## Your assignment
Show every line of the records below that contains the word "data".

## Records shown
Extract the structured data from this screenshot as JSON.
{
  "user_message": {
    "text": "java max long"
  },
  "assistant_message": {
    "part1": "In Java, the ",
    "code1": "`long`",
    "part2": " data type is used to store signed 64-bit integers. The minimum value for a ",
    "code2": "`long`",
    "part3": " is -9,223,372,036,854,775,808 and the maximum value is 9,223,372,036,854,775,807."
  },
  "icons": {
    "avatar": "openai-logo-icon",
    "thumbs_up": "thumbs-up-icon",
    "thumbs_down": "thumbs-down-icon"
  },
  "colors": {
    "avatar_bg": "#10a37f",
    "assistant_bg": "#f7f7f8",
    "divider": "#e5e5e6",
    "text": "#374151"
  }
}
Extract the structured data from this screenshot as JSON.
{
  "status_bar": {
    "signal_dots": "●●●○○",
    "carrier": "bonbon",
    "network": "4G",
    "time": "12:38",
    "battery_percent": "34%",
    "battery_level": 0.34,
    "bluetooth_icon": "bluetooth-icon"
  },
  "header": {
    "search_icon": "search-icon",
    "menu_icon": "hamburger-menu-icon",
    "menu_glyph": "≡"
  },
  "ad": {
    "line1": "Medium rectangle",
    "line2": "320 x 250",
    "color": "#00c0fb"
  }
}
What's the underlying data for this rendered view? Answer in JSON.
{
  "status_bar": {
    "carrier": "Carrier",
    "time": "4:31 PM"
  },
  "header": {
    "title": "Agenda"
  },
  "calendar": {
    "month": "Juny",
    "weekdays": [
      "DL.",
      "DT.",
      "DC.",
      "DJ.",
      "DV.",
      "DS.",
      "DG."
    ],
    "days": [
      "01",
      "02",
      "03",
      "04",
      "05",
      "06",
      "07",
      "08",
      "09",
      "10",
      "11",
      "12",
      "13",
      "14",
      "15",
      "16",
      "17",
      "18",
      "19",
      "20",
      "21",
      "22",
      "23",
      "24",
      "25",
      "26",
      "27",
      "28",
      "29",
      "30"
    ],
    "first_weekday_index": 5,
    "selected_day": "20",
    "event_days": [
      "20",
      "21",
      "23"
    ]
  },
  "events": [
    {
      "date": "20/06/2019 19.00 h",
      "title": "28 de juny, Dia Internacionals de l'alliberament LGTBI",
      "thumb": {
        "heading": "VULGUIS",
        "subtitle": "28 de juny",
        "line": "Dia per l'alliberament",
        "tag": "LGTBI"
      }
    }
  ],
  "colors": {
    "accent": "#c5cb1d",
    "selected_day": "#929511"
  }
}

## Response below
Extract the structured data from this screenshot as JSON.
    "part2": " data type is used to store signed 64-bit integers. The minimum value for a ",
Extract the structured data from this screenshot as JSON.
What's the underlying data for this rendered view? Answer in JSON.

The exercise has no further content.